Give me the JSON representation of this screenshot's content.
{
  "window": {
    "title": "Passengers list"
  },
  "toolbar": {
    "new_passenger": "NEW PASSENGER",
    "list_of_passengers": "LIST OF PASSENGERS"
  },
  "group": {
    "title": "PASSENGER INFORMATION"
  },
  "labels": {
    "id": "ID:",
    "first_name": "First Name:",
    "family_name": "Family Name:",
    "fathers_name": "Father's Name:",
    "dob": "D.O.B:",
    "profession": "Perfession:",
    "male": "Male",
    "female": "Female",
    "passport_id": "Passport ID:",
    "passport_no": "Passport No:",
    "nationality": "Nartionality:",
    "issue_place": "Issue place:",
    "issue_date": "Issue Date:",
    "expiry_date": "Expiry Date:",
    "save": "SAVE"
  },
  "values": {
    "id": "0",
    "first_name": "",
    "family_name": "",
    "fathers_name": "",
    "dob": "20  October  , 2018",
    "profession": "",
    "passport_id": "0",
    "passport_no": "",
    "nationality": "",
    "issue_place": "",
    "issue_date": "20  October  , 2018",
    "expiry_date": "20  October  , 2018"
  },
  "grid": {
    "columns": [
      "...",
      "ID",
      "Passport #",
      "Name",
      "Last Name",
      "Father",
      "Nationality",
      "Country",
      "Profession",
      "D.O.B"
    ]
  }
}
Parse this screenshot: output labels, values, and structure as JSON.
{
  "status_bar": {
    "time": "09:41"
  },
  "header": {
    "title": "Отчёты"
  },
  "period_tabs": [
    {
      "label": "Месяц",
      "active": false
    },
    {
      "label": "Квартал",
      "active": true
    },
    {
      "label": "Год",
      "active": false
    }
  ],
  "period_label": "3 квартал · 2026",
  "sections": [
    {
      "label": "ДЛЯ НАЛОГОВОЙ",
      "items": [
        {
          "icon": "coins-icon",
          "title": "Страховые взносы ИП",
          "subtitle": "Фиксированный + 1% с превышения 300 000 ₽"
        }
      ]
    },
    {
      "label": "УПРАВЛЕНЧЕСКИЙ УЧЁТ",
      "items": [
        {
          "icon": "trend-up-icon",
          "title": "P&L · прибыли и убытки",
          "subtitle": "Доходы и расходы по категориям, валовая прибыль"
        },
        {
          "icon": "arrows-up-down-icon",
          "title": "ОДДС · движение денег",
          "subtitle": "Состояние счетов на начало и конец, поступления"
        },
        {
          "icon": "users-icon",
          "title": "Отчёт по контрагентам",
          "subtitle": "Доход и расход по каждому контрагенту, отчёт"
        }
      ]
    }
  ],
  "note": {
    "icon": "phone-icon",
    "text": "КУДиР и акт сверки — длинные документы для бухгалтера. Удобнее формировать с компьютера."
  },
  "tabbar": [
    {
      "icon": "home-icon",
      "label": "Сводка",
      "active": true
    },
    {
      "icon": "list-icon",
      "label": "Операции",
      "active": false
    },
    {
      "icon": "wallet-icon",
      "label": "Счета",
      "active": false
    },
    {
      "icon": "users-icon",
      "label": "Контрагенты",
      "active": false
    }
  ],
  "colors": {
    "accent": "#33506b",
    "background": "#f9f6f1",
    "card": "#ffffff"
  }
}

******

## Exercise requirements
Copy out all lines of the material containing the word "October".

## Problem solution
    "dob": "20  October  , 2018",
    "issue_date": "20  October  , 2018",
    "expiry_date": "20  October  , 2018"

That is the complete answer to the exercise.